Second, Thompson is declaring correctly that the Church allows wrong situations to exist. That does make those wrong situation right nor does it mean other situations can be added in order to justify their expression. I believe his argument could have been reframed by simple wanting to make the argument that gay partnerships should be allowed in the church. No “repositioning” needed, in fact, any repositioning indicates parameters and assumptions that can color the ensuing conversation.
Of lesser importance but worthy to be noted is that Thompson, in his argument, makes assumptions that may or may not be correct but are at least questionable for an honest conversation. He assumes that a gay person’s orientation cannot be changed. That may well be true but why does he take that off the table? Actually, in the course of the book he does address that issue and I commend him for doing so. His argument should have been reworded.

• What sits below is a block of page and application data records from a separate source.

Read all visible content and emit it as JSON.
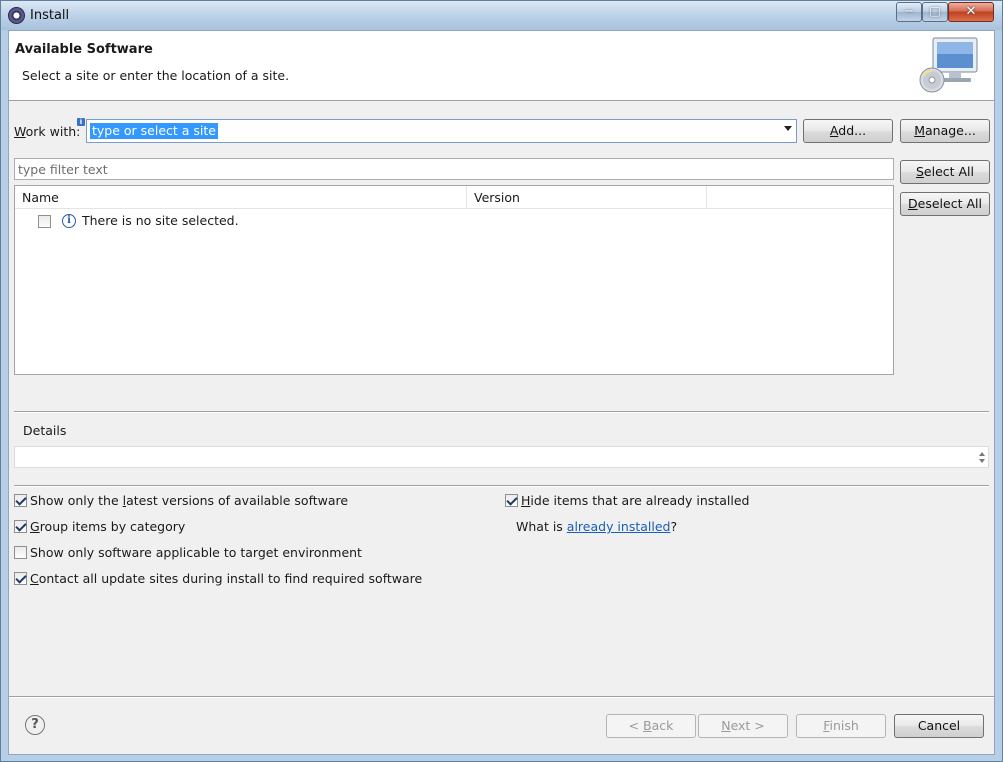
{
  "window": {
    "title": "Install",
    "controls": {
      "minimize": "─",
      "maximize": "□",
      "close": "✕"
    }
  },
  "banner": {
    "title": "Available Software",
    "subtitle": "Select a site or enter the location of a site.",
    "image_icon": "computer-cd-icon"
  },
  "work_with": {
    "label_mn": "W",
    "label_rest": "ork with:",
    "value": "type or select a site",
    "add_mn": "A",
    "add_rest": "dd...",
    "manage_mn": "M",
    "manage_rest": "anage..."
  },
  "filter": {
    "placeholder": "type filter text"
  },
  "table": {
    "columns": [
      "Name",
      "Version"
    ],
    "rows": [
      {
        "name": "There is no site selected.",
        "checked": false,
        "icon": "info-icon"
      }
    ]
  },
  "side_buttons": {
    "select_all_mn": "S",
    "select_all_rest": "elect All",
    "deselect_all_mn": "D",
    "deselect_all_rest": "eselect All"
  },
  "details": {
    "label": "Details"
  },
  "options": {
    "latest_pre": "Show only the ",
    "latest_mn": "l",
    "latest_post": "atest versions of available software",
    "latest_checked": true,
    "group_mn": "G",
    "group_rest": "roup items by category",
    "group_checked": true,
    "target": "Show only software applicable to target environment",
    "target_checked": false,
    "contact_mn": "C",
    "contact_rest": "ontact all update sites during install to find required software",
    "contact_checked": true,
    "hide_mn": "H",
    "hide_rest": "ide items that are already installed",
    "hide_checked": true,
    "what_is": "What is ",
    "link": "already installed",
    "q": "?"
  },
  "footer": {
    "back_pre": "< ",
    "back_mn": "B",
    "back_rest": "ack",
    "next_mn": "N",
    "next_rest": "ext >",
    "finish_mn": "F",
    "finish_rest": "inish",
    "cancel": "Cancel",
    "help": "?"
  }
}
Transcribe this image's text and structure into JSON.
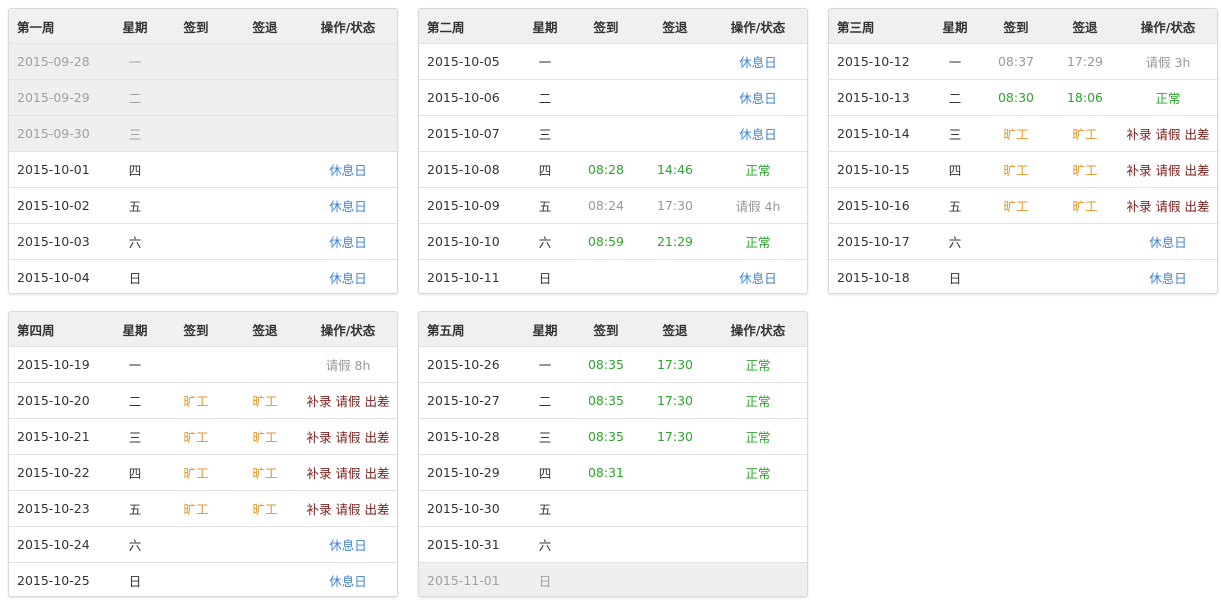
{
  "columns": [
    "星期",
    "签到",
    "签退",
    "操作/状态"
  ],
  "weeks": [
    {
      "title": "第一周",
      "rows": [
        {
          "date": "2015-09-28",
          "day": "一",
          "in": "",
          "out": "",
          "status": "",
          "inactive": true
        },
        {
          "date": "2015-09-29",
          "day": "二",
          "in": "",
          "out": "",
          "status": "",
          "inactive": true
        },
        {
          "date": "2015-09-30",
          "day": "三",
          "in": "",
          "out": "",
          "status": "",
          "inactive": true
        },
        {
          "date": "2015-10-01",
          "day": "四",
          "in": "",
          "out": "",
          "status": "休息日",
          "status_type": "blue"
        },
        {
          "date": "2015-10-02",
          "day": "五",
          "in": "",
          "out": "",
          "status": "休息日",
          "status_type": "blue"
        },
        {
          "date": "2015-10-03",
          "day": "六",
          "in": "",
          "out": "",
          "status": "休息日",
          "status_type": "blue"
        },
        {
          "date": "2015-10-04",
          "day": "日",
          "in": "",
          "out": "",
          "status": "休息日",
          "status_type": "blue"
        }
      ]
    },
    {
      "title": "第二周",
      "rows": [
        {
          "date": "2015-10-05",
          "day": "一",
          "in": "",
          "out": "",
          "status": "休息日",
          "status_type": "blue"
        },
        {
          "date": "2015-10-06",
          "day": "二",
          "in": "",
          "out": "",
          "status": "休息日",
          "status_type": "blue"
        },
        {
          "date": "2015-10-07",
          "day": "三",
          "in": "",
          "out": "",
          "status": "休息日",
          "status_type": "blue"
        },
        {
          "date": "2015-10-08",
          "day": "四",
          "in": "08:28",
          "out": "14:46",
          "time_type": "green",
          "status": "正常",
          "status_type": "green"
        },
        {
          "date": "2015-10-09",
          "day": "五",
          "in": "08:24",
          "out": "17:30",
          "time_type": "gray",
          "status": "请假 4h",
          "status_type": "gray"
        },
        {
          "date": "2015-10-10",
          "day": "六",
          "in": "08:59",
          "out": "21:29",
          "time_type": "green",
          "status": "正常",
          "status_type": "green"
        },
        {
          "date": "2015-10-11",
          "day": "日",
          "in": "",
          "out": "",
          "status": "休息日",
          "status_type": "blue"
        }
      ]
    },
    {
      "title": "第三周",
      "rows": [
        {
          "date": "2015-10-12",
          "day": "一",
          "in": "08:37",
          "out": "17:29",
          "time_type": "gray",
          "status": "请假 3h",
          "status_type": "gray"
        },
        {
          "date": "2015-10-13",
          "day": "二",
          "in": "08:30",
          "out": "18:06",
          "time_type": "green",
          "status": "正常",
          "status_type": "green"
        },
        {
          "date": "2015-10-14",
          "day": "三",
          "in": "旷工",
          "out": "旷工",
          "time_type": "orange",
          "actions": [
            "补录",
            "请假",
            "出差"
          ]
        },
        {
          "date": "2015-10-15",
          "day": "四",
          "in": "旷工",
          "out": "旷工",
          "time_type": "orange",
          "actions": [
            "补录",
            "请假",
            "出差"
          ]
        },
        {
          "date": "2015-10-16",
          "day": "五",
          "in": "旷工",
          "out": "旷工",
          "time_type": "orange",
          "actions": [
            "补录",
            "请假",
            "出差"
          ]
        },
        {
          "date": "2015-10-17",
          "day": "六",
          "in": "",
          "out": "",
          "status": "休息日",
          "status_type": "blue"
        },
        {
          "date": "2015-10-18",
          "day": "日",
          "in": "",
          "out": "",
          "status": "休息日",
          "status_type": "blue"
        }
      ]
    },
    {
      "title": "第四周",
      "rows": [
        {
          "date": "2015-10-19",
          "day": "一",
          "in": "",
          "out": "",
          "status": "请假 8h",
          "status_type": "gray"
        },
        {
          "date": "2015-10-20",
          "day": "二",
          "in": "旷工",
          "out": "旷工",
          "time_type": "orange",
          "actions": [
            "补录",
            "请假",
            "出差"
          ]
        },
        {
          "date": "2015-10-21",
          "day": "三",
          "in": "旷工",
          "out": "旷工",
          "time_type": "orange",
          "actions": [
            "补录",
            "请假",
            "出差"
          ]
        },
        {
          "date": "2015-10-22",
          "day": "四",
          "in": "旷工",
          "out": "旷工",
          "time_type": "orange",
          "actions": [
            "补录",
            "请假",
            "出差"
          ]
        },
        {
          "date": "2015-10-23",
          "day": "五",
          "in": "旷工",
          "out": "旷工",
          "time_type": "orange",
          "actions": [
            "补录",
            "请假",
            "出差"
          ]
        },
        {
          "date": "2015-10-24",
          "day": "六",
          "in": "",
          "out": "",
          "status": "休息日",
          "status_type": "blue"
        },
        {
          "date": "2015-10-25",
          "day": "日",
          "in": "",
          "out": "",
          "status": "休息日",
          "status_type": "blue"
        }
      ]
    },
    {
      "title": "第五周",
      "rows": [
        {
          "date": "2015-10-26",
          "day": "一",
          "in": "08:35",
          "out": "17:30",
          "time_type": "green",
          "status": "正常",
          "status_type": "green"
        },
        {
          "date": "2015-10-27",
          "day": "二",
          "in": "08:35",
          "out": "17:30",
          "time_type": "green",
          "status": "正常",
          "status_type": "green"
        },
        {
          "date": "2015-10-28",
          "day": "三",
          "in": "08:35",
          "out": "17:30",
          "time_type": "green",
          "status": "正常",
          "status_type": "green"
        },
        {
          "date": "2015-10-29",
          "day": "四",
          "in": "08:31",
          "out": "",
          "time_type": "green",
          "status": "正常",
          "status_type": "green"
        },
        {
          "date": "2015-10-30",
          "day": "五",
          "in": "",
          "out": "",
          "status": ""
        },
        {
          "date": "2015-10-31",
          "day": "六",
          "in": "",
          "out": "",
          "status": ""
        },
        {
          "date": "2015-11-01",
          "day": "日",
          "in": "",
          "out": "",
          "status": "",
          "inactive": true
        }
      ]
    }
  ],
  "colors": {
    "normal": "#2ea52e",
    "absent": "#e4962a",
    "rest_day": "#3f82d0",
    "leave": "#999999",
    "action": "#7b1d1d",
    "inactive_bg": "#efefef",
    "header_bg": "#f0f0f0"
  }
}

Thompson writes, ““I mean, there’s a big difference between what God intended for the timespan of the Garden, and what His plan was for the end of time. Sure, Adam and Eve were created to be one flesh and commanded to be ‘fruitful and multiply.’ But after the proverbial apple was bitten, we are no longer talking about the Garden -state, we are talking about a world of complexities.”(2) The author is making an argument that since the fall people cannot live the ideal as if they were still in the Garden. I could not agree more! However, I want to raise the issue about the presence of the Kingdom that Jesus announced. How does the “now” presence of the Kingdom impact this discussion? Did Jesus adjust “standards” (Thompson used this word) to accommodate various human situations? This is not a stone being thrown. I am not ideal and worthy of rocks myself. I am asking questions that have bearing on the conversation which Thompson does not address.
How does the presence of the Kingdom of God impact this discussion?
What does a Kingdom lifestyle look like in light of this discussion?
(1) Dave Thompson, Over Coffee, (BlueHead Publishing, 2013), 28-31.
(2) Ibid. 80-81.
Thompson, Dave (2013-04-15). Over Coffee: A Conversation For Gay Partnership & Conservative Faith . BlueHead Publishing. Kindle Edition.